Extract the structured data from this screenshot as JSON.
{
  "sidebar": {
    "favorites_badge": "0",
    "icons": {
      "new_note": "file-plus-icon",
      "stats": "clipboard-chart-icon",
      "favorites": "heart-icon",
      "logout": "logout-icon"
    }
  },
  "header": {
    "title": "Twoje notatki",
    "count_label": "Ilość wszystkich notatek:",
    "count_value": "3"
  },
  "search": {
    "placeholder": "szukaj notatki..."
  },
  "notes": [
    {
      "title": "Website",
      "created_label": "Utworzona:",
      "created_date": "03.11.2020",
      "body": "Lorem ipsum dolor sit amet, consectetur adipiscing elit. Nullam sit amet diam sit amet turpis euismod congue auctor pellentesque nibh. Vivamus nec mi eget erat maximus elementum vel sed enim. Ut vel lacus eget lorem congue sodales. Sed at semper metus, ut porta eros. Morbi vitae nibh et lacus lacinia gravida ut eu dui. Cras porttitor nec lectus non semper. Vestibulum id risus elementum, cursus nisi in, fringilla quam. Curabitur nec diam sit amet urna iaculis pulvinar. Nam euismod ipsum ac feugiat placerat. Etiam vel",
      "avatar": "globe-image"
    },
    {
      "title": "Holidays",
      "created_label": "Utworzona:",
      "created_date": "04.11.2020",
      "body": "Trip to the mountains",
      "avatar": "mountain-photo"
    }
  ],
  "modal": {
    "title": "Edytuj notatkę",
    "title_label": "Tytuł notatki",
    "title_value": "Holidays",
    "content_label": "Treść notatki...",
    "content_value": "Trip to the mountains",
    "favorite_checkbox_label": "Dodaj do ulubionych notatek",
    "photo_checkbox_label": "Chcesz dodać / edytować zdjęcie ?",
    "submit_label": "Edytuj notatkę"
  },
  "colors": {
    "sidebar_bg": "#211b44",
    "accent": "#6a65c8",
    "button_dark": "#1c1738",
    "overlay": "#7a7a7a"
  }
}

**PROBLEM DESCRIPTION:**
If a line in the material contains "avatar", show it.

**ANSWER SECTION:**
      "avatar": "globe-image"
      "avatar": "mountain-photo"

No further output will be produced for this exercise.